*Task requirements*. Reproduce all of the data, making sure that no line differs from the original.

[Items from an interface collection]
━━━━━━━━━━
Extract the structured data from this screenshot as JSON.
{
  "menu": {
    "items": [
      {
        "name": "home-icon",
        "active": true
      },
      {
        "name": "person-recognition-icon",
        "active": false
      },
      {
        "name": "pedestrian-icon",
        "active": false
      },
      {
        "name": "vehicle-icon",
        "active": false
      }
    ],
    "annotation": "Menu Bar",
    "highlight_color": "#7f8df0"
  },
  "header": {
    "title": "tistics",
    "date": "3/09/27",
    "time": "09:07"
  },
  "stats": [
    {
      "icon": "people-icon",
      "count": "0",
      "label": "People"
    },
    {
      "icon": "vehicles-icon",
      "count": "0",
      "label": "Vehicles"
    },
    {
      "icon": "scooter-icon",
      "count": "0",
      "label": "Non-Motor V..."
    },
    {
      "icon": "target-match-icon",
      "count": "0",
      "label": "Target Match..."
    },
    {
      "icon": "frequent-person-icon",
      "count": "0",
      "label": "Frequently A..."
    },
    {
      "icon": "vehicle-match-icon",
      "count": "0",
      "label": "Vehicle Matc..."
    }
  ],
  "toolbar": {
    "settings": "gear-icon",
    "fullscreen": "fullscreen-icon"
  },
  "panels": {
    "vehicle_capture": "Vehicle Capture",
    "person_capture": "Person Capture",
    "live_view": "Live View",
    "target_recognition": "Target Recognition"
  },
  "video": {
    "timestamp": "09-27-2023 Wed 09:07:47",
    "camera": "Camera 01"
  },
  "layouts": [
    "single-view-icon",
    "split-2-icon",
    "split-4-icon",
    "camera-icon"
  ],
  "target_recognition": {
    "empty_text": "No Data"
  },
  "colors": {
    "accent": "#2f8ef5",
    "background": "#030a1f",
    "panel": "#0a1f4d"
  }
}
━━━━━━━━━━
*Solution to this task*.
Extract the structured data from this screenshot as JSON.
{
  "menu": {
    "items": [
      {
        "name": "home-icon",
        "active": true
      },
      {
        "name": "person-recognition-icon",
        "active": false
      },
      {
        "name": "pedestrian-icon",
        "active": false
      },
      {
        "name": "vehicle-icon",
        "active": false
      }
    ],
    "annotation": "Menu Bar",
    "highlight_color": "#7f8df0"
  },
  "header": {
    "title": "tistics",
    "date": "3/09/27",
    "time": "09:07"
  },
  "stats": [
    {
      "icon": "people-icon",
      "count": "0",
      "label": "People"
    },
    {
      "icon": "vehicles-icon",
      "count": "0",
      "label": "Vehicles"
    },
    {
      "icon": "scooter-icon",
      "count": "0",
      "label": "Non-Motor V..."
    },
    {
      "icon": "target-match-icon",
      "count": "0",
      "label": "Target Match..."
    },
    {
      "icon": "frequent-person-icon",
      "count": "0",
      "label": "Frequently A..."
    },
    {
      "icon": "vehicle-match-icon",
      "count": "0",
      "label": "Vehicle Matc..."
    }
  ],
  "toolbar": {
    "settings": "gear-icon",
    "fullscreen": "fullscreen-icon"
  },
  "panels": {
    "vehicle_capture": "Vehicle Capture",
    "person_capture": "Person Capture",
    "live_view": "Live View",
    "target_recognition": "Target Recognition"
  },
  "video": {
    "timestamp": "09-27-2023 Wed 09:07:47",
    "camera": "Camera 01"
  },
  "layouts": [
    "single-view-icon",
    "split-2-icon",
    "split-4-icon",
    "camera-icon"
  ],
  "target_recognition": {
    "empty_text": "No Data"
  },
  "colors": {
    "accent": "#2f8ef5",
    "background": "#030a1f",
    "panel": "#0a1f4d"
  }
}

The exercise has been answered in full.